We don’t get ultrasounds and doctor visits daily. The baby doesn’t have an iPhone to text me what he’d like to see more of or less of. So for the most part I read the information, talk to my midwife and then listen very carefully to my body. And at the end of the day I trust that my body is performing as it was created to perform and everything will be okay.
“The real deal here is that our society does not get pregnancy and birth….To all that criticized this woman and the rest of the women out there for doing their best as mothers, GET A UTERUS and/or EDUCATE YOURSELF.” – this awesome article written in response to the headlines
The First Workout
I was signed up to WOD later the day we found out we were pregnant. I was scared to move or breath hard or really move my body. Richard watched me with worry on his face and I couldn’t think of anything but the baby the whole time.
I’ve found a sweet spot of knowing my preggo limits and reminding myself to still push hard. For example, heavy deadlifts are out until this baby comes out. On the other hand, squats feel fine and I’m not going to ditch my heavy squats just because I don’t feel like doing it and have a convenient excuse that’d get me out of it.
I CrossFit 5-6x/week and RX most of the movements (except for those darn DU’s and pull-ups). I run slower than everyone else and pace myself a little differently, but otherwise you wouldn’t know I was pregnant. I also sprinkle hot power yoga and running into my weeks. I feel amazing.
A few things to note:
– Obviously, I never want to endanger my baby.
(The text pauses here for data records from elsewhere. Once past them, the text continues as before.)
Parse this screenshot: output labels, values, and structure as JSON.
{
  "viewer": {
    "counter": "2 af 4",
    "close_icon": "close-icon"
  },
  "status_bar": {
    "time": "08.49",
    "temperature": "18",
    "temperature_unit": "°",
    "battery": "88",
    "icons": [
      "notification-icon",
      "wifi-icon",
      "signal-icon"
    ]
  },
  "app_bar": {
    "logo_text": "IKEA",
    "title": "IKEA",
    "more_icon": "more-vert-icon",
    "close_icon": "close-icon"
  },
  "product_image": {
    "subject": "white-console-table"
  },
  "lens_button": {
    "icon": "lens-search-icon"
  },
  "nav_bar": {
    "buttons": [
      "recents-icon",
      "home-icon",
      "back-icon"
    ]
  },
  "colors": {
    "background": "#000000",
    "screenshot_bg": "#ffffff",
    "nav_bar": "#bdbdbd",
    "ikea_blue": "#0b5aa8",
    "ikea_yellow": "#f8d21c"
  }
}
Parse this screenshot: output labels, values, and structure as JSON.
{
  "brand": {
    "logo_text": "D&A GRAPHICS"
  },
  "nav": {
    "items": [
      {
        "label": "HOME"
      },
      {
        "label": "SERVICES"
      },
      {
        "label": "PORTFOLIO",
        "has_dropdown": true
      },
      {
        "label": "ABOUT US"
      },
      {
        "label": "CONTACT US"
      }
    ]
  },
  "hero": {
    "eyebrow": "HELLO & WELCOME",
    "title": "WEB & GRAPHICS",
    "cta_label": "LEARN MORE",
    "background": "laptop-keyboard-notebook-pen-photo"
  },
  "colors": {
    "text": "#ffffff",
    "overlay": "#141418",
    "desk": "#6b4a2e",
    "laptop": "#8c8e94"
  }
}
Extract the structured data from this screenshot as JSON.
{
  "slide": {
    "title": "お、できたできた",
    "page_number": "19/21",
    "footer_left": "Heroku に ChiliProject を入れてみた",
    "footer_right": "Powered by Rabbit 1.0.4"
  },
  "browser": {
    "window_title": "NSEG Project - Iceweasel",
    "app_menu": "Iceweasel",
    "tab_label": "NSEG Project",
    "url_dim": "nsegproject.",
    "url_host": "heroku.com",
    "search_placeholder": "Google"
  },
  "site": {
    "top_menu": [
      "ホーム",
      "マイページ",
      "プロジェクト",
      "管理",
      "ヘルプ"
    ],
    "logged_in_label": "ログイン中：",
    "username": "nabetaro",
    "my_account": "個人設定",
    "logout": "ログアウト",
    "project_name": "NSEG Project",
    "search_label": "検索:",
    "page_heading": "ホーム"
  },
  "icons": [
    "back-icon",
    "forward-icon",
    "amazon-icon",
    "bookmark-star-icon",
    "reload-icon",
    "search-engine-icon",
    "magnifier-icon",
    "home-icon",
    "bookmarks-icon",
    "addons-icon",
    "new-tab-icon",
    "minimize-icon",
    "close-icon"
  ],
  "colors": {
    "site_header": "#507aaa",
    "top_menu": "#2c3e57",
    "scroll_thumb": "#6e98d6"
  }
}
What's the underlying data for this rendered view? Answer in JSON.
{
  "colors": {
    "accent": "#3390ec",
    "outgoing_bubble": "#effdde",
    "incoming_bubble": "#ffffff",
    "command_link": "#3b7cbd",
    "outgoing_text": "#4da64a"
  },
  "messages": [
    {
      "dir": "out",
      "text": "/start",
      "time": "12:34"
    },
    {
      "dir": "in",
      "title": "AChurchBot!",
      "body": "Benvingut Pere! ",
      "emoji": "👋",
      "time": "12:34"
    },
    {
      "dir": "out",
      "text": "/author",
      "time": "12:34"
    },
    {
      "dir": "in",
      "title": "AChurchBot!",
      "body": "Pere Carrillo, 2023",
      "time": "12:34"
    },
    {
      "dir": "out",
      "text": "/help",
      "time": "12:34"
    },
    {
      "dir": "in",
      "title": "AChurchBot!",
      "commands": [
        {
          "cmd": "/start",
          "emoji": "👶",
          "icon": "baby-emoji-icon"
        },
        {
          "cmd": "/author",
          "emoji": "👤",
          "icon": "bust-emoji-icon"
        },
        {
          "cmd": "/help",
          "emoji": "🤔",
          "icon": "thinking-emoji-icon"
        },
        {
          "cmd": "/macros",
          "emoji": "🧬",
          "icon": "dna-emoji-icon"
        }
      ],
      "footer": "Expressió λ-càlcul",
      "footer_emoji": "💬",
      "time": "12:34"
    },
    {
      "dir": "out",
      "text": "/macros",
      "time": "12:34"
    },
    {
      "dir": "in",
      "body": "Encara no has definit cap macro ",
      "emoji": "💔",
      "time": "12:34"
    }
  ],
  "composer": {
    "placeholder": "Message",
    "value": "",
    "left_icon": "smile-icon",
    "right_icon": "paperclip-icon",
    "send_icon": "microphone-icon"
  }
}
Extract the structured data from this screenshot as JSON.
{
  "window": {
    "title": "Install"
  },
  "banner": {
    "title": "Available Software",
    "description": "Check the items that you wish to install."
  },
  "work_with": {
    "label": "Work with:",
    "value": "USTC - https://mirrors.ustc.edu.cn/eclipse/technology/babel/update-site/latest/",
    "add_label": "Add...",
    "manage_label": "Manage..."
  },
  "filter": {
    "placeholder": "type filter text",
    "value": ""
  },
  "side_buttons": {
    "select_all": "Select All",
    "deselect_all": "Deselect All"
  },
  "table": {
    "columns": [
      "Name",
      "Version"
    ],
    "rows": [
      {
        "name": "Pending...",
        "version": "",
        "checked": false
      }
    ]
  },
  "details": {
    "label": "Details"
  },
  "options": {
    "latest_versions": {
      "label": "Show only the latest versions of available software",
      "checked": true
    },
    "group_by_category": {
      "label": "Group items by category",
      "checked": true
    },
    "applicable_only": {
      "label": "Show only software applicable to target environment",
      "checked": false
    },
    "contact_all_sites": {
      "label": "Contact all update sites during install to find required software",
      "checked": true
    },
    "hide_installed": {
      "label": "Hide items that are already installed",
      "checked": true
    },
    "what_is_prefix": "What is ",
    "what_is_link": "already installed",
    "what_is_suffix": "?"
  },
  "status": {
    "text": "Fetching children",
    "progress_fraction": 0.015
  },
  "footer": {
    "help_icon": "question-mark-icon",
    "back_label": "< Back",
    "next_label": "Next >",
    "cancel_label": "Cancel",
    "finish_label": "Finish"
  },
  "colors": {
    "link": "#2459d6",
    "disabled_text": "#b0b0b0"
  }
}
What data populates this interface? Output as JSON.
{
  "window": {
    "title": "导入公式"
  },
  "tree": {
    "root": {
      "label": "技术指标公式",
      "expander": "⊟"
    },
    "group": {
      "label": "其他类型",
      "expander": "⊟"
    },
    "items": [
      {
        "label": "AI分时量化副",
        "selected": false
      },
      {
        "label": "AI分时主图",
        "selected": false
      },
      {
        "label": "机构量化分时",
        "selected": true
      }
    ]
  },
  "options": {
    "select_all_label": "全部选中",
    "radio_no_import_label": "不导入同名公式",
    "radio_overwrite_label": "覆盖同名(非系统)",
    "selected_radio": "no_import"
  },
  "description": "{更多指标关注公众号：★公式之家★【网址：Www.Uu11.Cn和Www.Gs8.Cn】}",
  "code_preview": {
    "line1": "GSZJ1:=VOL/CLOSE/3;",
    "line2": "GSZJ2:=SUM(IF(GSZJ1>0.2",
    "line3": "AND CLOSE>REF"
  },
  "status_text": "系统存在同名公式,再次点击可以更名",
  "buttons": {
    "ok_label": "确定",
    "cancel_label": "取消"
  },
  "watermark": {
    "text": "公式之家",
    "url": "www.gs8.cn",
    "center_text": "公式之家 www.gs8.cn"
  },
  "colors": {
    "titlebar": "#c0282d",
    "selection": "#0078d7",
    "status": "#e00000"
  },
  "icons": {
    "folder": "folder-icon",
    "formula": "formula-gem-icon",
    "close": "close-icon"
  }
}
I won’t do anything that could risk complications. And when it doesn’t feel right, I slow down, modify or stop.
– My midwife supports lifting heavy, being upside down and anything that feels fine.
– I am surprised at how much I can feel when something isn’t right. Heavy deadlifts pull my pelvic floor muscles so I keep the deadlifts to around 75% of my previous max or less. Whatever feels right. I also lose my breath easier and spend a solid minute just standing there waiting for my breath to regulate in the middle of some WODs.
What I’m doing now:
– I stopped box jumps. I’m clumsy anyway and the risk of falling is too great.
– I scale back on tire flips and heavy deadlifts.
– I find modifications for back and belly exercises.
Preggo CrossFit Tips:
-Consult your doctor first.
– Make sure your instructors know you are pregnant. The coaching I receive is different now (I squat slightly wider to make room for the belly) and my coaches have helped me with modifications mid-WOD.
– Drink plenty of water. And then more and a little more.
– Wear a supportive bra and breathable clothes. They go a long way!
– Watch your body temp and heart rate. Realize you may have to rest more now than pre-pregnancy.
– As long as you are low-risk and have your doctor’s approval, always take information from the web in with a grain of salt. I even disagree with mods from CrossFit Mom. Find what works for you and avoid feeling pressure to perform a certain way during this time (or ever).